- EXERCISE PROMPT: Show me each line of the listing below where the word "Editor" appears.

────────────────────────────────────────

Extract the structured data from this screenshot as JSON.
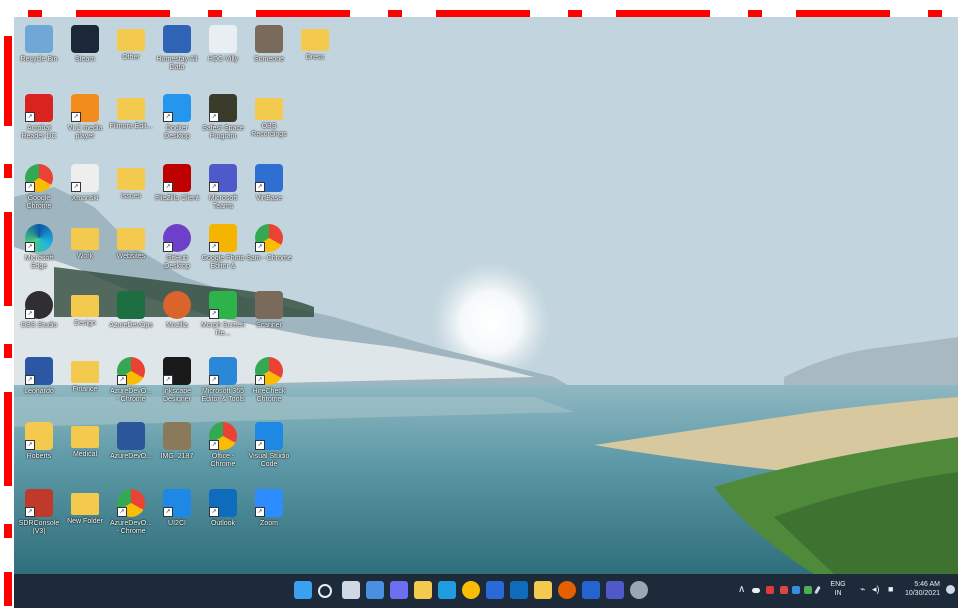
{
  "desktop": {
    "icons": [
      {
        "label": "Recycle Bin",
        "icon": "recycle-bin-icon",
        "color": "#6fa8d6",
        "shortcut": false
      },
      {
        "label": "Steam",
        "icon": "steam-icon",
        "color": "#1b2838",
        "shortcut": false
      },
      {
        "label": "Other",
        "icon": "folder-icon",
        "color": "#f3c94e",
        "shortcut": false
      },
      {
        "label": "Homestay All Data",
        "icon": "document-icon",
        "color": "#2f63b5",
        "shortcut": false
      },
      {
        "label": "HDC-Villy",
        "icon": "emblem-icon",
        "color": "#e9eef2",
        "shortcut": false
      },
      {
        "label": "Someone",
        "icon": "photo-icon",
        "color": "#7a6a5a",
        "shortcut": false
      },
      {
        "label": "Dress",
        "icon": "folder-icon",
        "color": "#f3c94e",
        "shortcut": false
      },
      {
        "label": "Acrobat Reader DC",
        "icon": "acrobat-icon",
        "color": "#d9231f",
        "shortcut": true
      },
      {
        "label": "VLC media player",
        "icon": "vlc-icon",
        "color": "#f28c1c",
        "shortcut": true
      },
      {
        "label": "Filmora Edit...",
        "icon": "folder-icon",
        "color": "#f3c94e",
        "shortcut": false
      },
      {
        "label": "Docker Desktop",
        "icon": "docker-icon",
        "color": "#2496ed",
        "shortcut": true
      },
      {
        "label": "Safest Space Program",
        "icon": "bulb-icon",
        "color": "#3b3b2b",
        "shortcut": true
      },
      {
        "label": "OBS Recordings",
        "icon": "folder-icon",
        "color": "#f3c94e",
        "shortcut": false
      },
      {
        "label": "Google Chrome",
        "icon": "chrome-icon",
        "color": "#4285f4",
        "shortcut": true
      },
      {
        "label": "Xmanski",
        "icon": "x-icon",
        "color": "#eeeeee",
        "shortcut": true
      },
      {
        "label": "Issues",
        "icon": "folder-icon",
        "color": "#f3c94e",
        "shortcut": false
      },
      {
        "label": "FileZilla Client",
        "icon": "filezilla-icon",
        "color": "#bf0000",
        "shortcut": true
      },
      {
        "label": "Microsoft Teams",
        "icon": "teams-icon",
        "color": "#5059c9",
        "shortcut": true
      },
      {
        "label": "VirtBase",
        "icon": "chart-icon",
        "color": "#2e6fd1",
        "shortcut": true
      },
      {
        "label": "Microsoft Edge",
        "icon": "edge-icon",
        "color": "#1f9be0",
        "shortcut": true
      },
      {
        "label": "Work",
        "icon": "folder-icon",
        "color": "#f3c94e",
        "shortcut": false
      },
      {
        "label": "Websites",
        "icon": "folder-icon",
        "color": "#f3c94e",
        "shortcut": false
      },
      {
        "label": "GitHub Desktop",
        "icon": "github-icon",
        "color": "#6e40c9",
        "shortcut": true
      },
      {
        "label": "Google Photo Editor &",
        "icon": "photos-icon",
        "color": "#f4b400",
        "shortcut": true
      },
      {
        "label": "Sam - Chrome",
        "icon": "chrome-profile-icon",
        "color": "#4285f4",
        "shortcut": true
      },
      {
        "label": "OBS Studio",
        "icon": "obs-icon",
        "color": "#302e31",
        "shortcut": true
      },
      {
        "label": "Design",
        "icon": "folder-icon",
        "color": "#f3c94e",
        "shortcut": false
      },
      {
        "label": "AzureDevOps",
        "icon": "excel-icon",
        "color": "#1d6f42",
        "shortcut": false
      },
      {
        "label": "Mozilla",
        "icon": "orb-icon",
        "color": "#d9642c",
        "shortcut": false
      },
      {
        "label": "Morph Screen Re...",
        "icon": "recorder-icon",
        "color": "#2db34a",
        "shortcut": true
      },
      {
        "label": "Scanner",
        "icon": "photo-icon",
        "color": "#7a6a5a",
        "shortcut": false
      },
      {
        "label": "Leonardo",
        "icon": "paint-icon",
        "color": "#2b57a4",
        "shortcut": true
      },
      {
        "label": "Finance",
        "icon": "folder-icon",
        "color": "#f3c94e",
        "shortcut": false
      },
      {
        "label": "AzureDevO... - Chrome",
        "icon": "chrome-profile-icon",
        "color": "#4285f4",
        "shortcut": true
      },
      {
        "label": "Inkscape Designer",
        "icon": "wand-icon",
        "color": "#1a1a1a",
        "shortcut": true
      },
      {
        "label": "Microsoft 365 Editor & Tools",
        "icon": "screen-icon",
        "color": "#2b88d8",
        "shortcut": true
      },
      {
        "label": "HireCheck Chrome",
        "icon": "chrome-profile-icon",
        "color": "#4285f4",
        "shortcut": true
      },
      {
        "label": "Roberts",
        "icon": "user-folder-icon",
        "color": "#f3c94e",
        "shortcut": true
      },
      {
        "label": "Medical",
        "icon": "folder-icon",
        "color": "#f3c94e",
        "shortcut": false
      },
      {
        "label": "AzureDevO...",
        "icon": "word-icon",
        "color": "#2b579a",
        "shortcut": false
      },
      {
        "label": "IMG_2187",
        "icon": "image-icon",
        "color": "#8a7a5a",
        "shortcut": false
      },
      {
        "label": "Office - Chrome",
        "icon": "chrome-profile-icon",
        "color": "#4285f4",
        "shortcut": true
      },
      {
        "label": "Visual Studio Code",
        "icon": "vscode-icon",
        "color": "#1e88e5",
        "shortcut": true
      },
      {
        "label": "SDRConsole (V3)",
        "icon": "antenna-icon",
        "color": "#c0392b",
        "shortcut": true
      },
      {
        "label": "New Folder",
        "icon": "folder-icon",
        "color": "#f3c94e",
        "shortcut": false
      },
      {
        "label": "AzureDevO... - Chrome",
        "icon": "chrome-profile-icon",
        "color": "#4285f4",
        "shortcut": true
      },
      {
        "label": "UI2CI",
        "icon": "vscode-icon",
        "color": "#1e88e5",
        "shortcut": true
      },
      {
        "label": "Outlook",
        "icon": "outlook-icon",
        "color": "#0f6cbd",
        "shortcut": true
      },
      {
        "label": "Zoom",
        "icon": "zoom-icon",
        "color": "#2d8cff",
        "shortcut": true
      }
    ]
  },
  "taskbar": {
    "apps": [
      {
        "name": "start-button-icon",
        "color": "#3aa0f0"
      },
      {
        "name": "search-icon",
        "color": "#e8eef5"
      },
      {
        "name": "task-view-icon",
        "color": "#cfd8e3"
      },
      {
        "name": "widgets-icon",
        "color": "#4a8fe0"
      },
      {
        "name": "chat-icon",
        "color": "#6b6ff0"
      },
      {
        "name": "file-explorer-icon",
        "color": "#f3c94e"
      },
      {
        "name": "edge-icon",
        "color": "#1f9be0"
      },
      {
        "name": "chrome-icon",
        "color": "#fbbc05"
      },
      {
        "name": "store-icon",
        "color": "#2a6ad8"
      },
      {
        "name": "outlook-icon",
        "color": "#0f6cbd"
      },
      {
        "name": "folder-icon",
        "color": "#f3c94e"
      },
      {
        "name": "firefox-icon",
        "color": "#e66000"
      },
      {
        "name": "todo-icon",
        "color": "#2564cf"
      },
      {
        "name": "teams-icon",
        "color": "#5059c9"
      },
      {
        "name": "settings-icon",
        "color": "#9aa6b2"
      }
    ],
    "tray": {
      "language": "ENG",
      "region": "IN",
      "time": "5:46 AM",
      "date": "10/30/2021"
    }
  }
}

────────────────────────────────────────

- ANSWER TO THIS PROBLEM:
        "label": "Google Photo Editor &",
        "label": "Microsoft 365 Editor & Tools",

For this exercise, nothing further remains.